TikTok Users Sue U.S. Government, Cite Free Speech

TikTok content creators have filed a lawsuit against the U.S. government, alleging the possible ban of the social media platform infringes upon the First Amendment.

The petitioners include a Texan rancher, a sports commentator, skincare business owners, an LGBTQ advocate from Arizona, and others.

According to the lawsuit, TikTok provides users a “unique and irreplaceable means to express themselves and form community.”

“They bring this lawsuit to preserve their First Amendment rights and the rights of countless others, which are threatened by the Protecting Americans from Foreign Adversary Controlled Applications Act,” the suit reads.

Last month, President Joe Biden signed legislation that compels TikTok’s parent company to sell its operations in the U.S. or face a ban.

“The First Amendment to our Constitution precludes Congress from censoring speech because of its content, viewpoints, editorial practices, or identity of speakers or publishers,” the lawsuit adds. “To the extent the government may claim the Act’s ban is necessary to protect Americans’ data, it has tried that strategy before and lost. Two federal district courts have found that such concerns do not justify a ban. And rightly so. The concerns are speculative, and even if they were not, they could be addressed with legislation much more narrowly tailored to any purported concern.”

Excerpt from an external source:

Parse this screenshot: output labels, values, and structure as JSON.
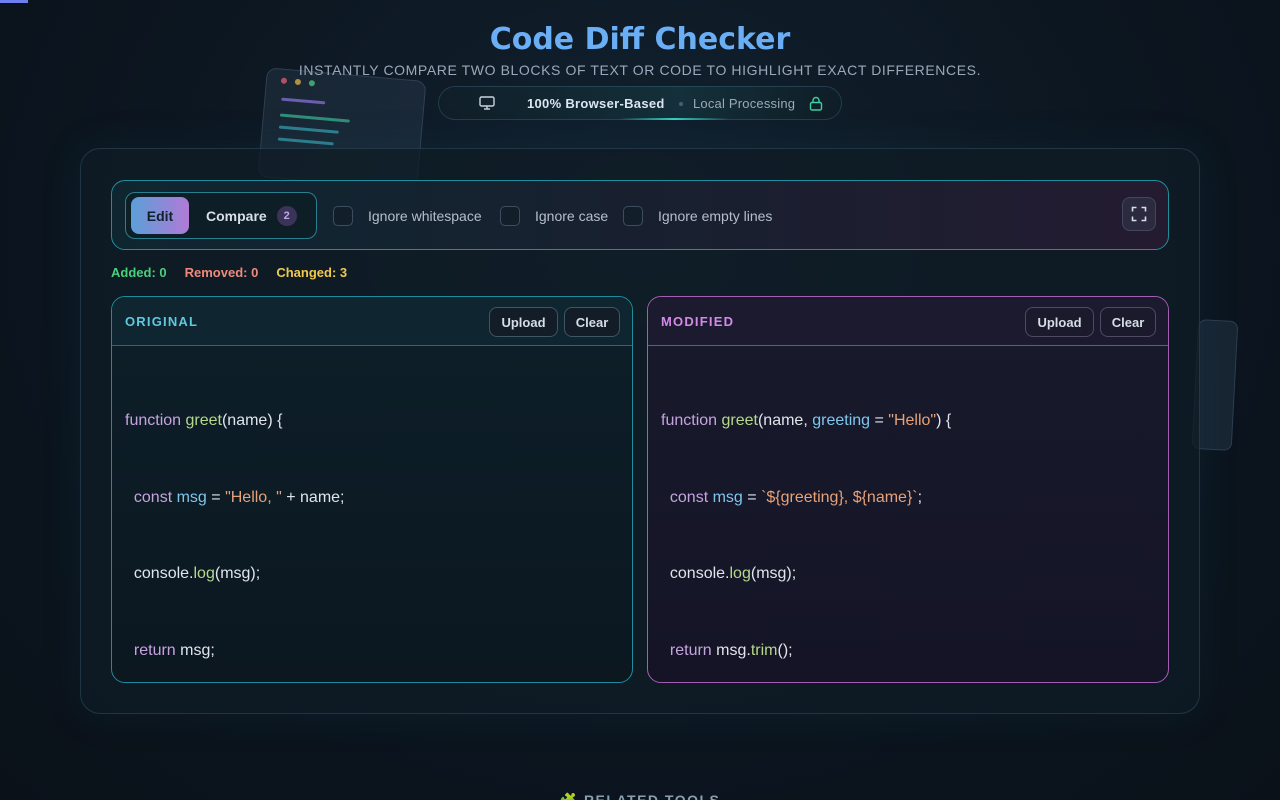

Petitioners have requested that the court declare the Act unconstitutional and affirm their First Amendment rights.

The lawsuit follows another suit brought against the U.S. government by the social media platform.

“There is no question: the Act will force a shutdown of TikTok by January 19, 2025, silencing the 170 million Americans who use the platform to communicate in ways that cannot be replicated elsewhere,” the lawsuit reads, according to The Daily Mail.

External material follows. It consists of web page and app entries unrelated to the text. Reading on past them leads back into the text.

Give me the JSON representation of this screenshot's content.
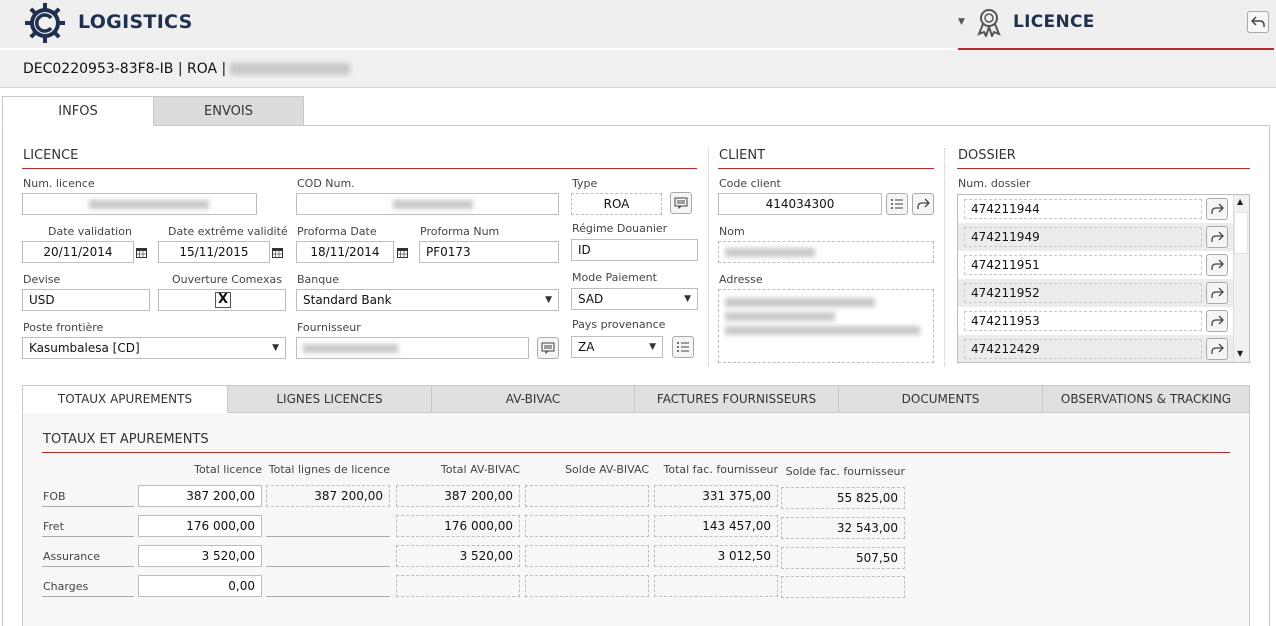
{
  "app": {
    "title": "LOGISTICS",
    "module_title": "LICENCE"
  },
  "record": {
    "id_line": "DEC0220953-83F8-IB | ROA |"
  },
  "top_tabs": [
    "INFOS",
    "ENVOIS"
  ],
  "licence": {
    "section_title": "LICENCE",
    "num_licence_label": "Num. licence",
    "cod_num_label": "COD Num.",
    "type_label": "Type",
    "type_value": "ROA",
    "date_validation_label": "Date validation",
    "date_validation_value": "20/11/2014",
    "date_extreme_label": "Date extrême validité",
    "date_extreme_value": "15/11/2015",
    "proforma_date_label": "Proforma Date",
    "proforma_date_value": "18/11/2014",
    "proforma_num_label": "Proforma Num",
    "proforma_num_value": "PF0173",
    "regime_label": "Régime Douanier",
    "regime_value": "ID",
    "devise_label": "Devise",
    "devise_value": "USD",
    "ouverture_label": "Ouverture Comexas",
    "ouverture_value": "X",
    "banque_label": "Banque",
    "banque_value": "Standard Bank",
    "mode_paiement_label": "Mode Paiement",
    "mode_paiement_value": "SAD",
    "poste_label": "Poste frontière",
    "poste_value": "Kasumbalesa [CD]",
    "fournisseur_label": "Fournisseur",
    "pays_label": "Pays provenance",
    "pays_value": "ZA"
  },
  "client": {
    "section_title": "CLIENT",
    "code_label": "Code client",
    "code_value": "414034300",
    "nom_label": "Nom",
    "adresse_label": "Adresse"
  },
  "dossier": {
    "section_title": "DOSSIER",
    "num_label": "Num. dossier",
    "items": [
      "474211944",
      "474211949",
      "474211951",
      "474211952",
      "474211953",
      "474212429"
    ]
  },
  "bottom_tabs": [
    "TOTAUX APUREMENTS",
    "LIGNES LICENCES",
    "AV-BIVAC",
    "FACTURES FOURNISSEURS",
    "DOCUMENTS",
    "OBSERVATIONS & TRACKING"
  ],
  "totaux": {
    "section_title": "TOTAUX ET APUREMENTS",
    "columns": [
      "Total licence",
      "Total lignes de licence",
      "Total AV-BIVAC",
      "Solde AV-BIVAC",
      "Total fac. fournisseur",
      "Solde fac. fournisseur"
    ],
    "rows": [
      {
        "label": "FOB",
        "values": [
          "387 200,00",
          "387 200,00",
          "387 200,00",
          "",
          "331 375,00",
          "55 825,00"
        ]
      },
      {
        "label": "Fret",
        "values": [
          "176 000,00",
          "",
          "176 000,00",
          "",
          "143 457,00",
          "32 543,00"
        ]
      },
      {
        "label": "Assurance",
        "values": [
          "3 520,00",
          "",
          "3 520,00",
          "",
          "3 012,50",
          "507,50"
        ]
      },
      {
        "label": "Charges",
        "values": [
          "0,00",
          "",
          "",
          "",
          "",
          ""
        ]
      }
    ]
  },
  "colors": {
    "accent": "#b52a2a",
    "brand": "#1f3050"
  }
}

The suit notes that TikTok has spent $2 billion in security measures to protect U.S. user data.

It adds that the Chinese government has “made clear that it would not permit a divestment of the recommendation engine that is a key to the success of TikTok in the United States,” the lawsuit states, meaning that the Chinese Communist Party (CCP) would not allow the sale of the algorithm that highlights the platform’s success.

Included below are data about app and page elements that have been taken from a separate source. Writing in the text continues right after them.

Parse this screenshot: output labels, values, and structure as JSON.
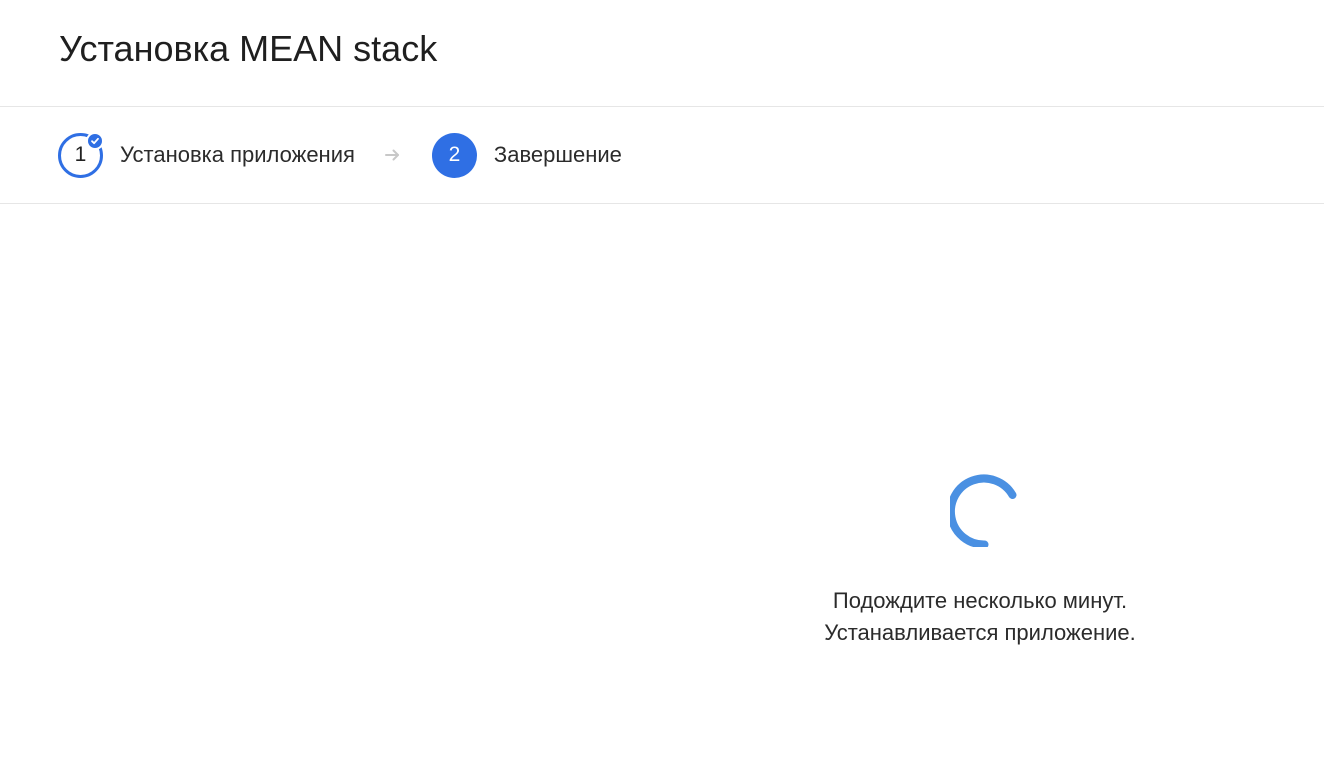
{
  "header": {
    "title": "Установка MEAN stack"
  },
  "stepper": {
    "steps": [
      {
        "number": "1",
        "label": "Установка приложения",
        "state": "completed"
      },
      {
        "number": "2",
        "label": "Завершение",
        "state": "active"
      }
    ],
    "arrow_icon": "arrow-right-icon",
    "check_icon": "check-icon"
  },
  "status": {
    "line1": "Подождите несколько минут.",
    "line2": "Устанавливается приложение.",
    "spinner_icon": "spinner-icon"
  },
  "colors": {
    "accent": "#2f6fe4",
    "spinner": "#4a90e2",
    "divider": "#e6e6e6",
    "arrow": "#c8c8c8"
  }
}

“China also enacted an additional export control law that ‘gives the Chinese government new policy tools and justifications to deny and impose terms on foreign commercial transactions,’” the filing explains, suggesting that the social media site does not operate independently of the CCP. “China adopted these enhanced export control restrictions between August and October 2020, shortly after President Trump’s August 6, 2020 and August 14, 2020 executive orders targeting TikTok.”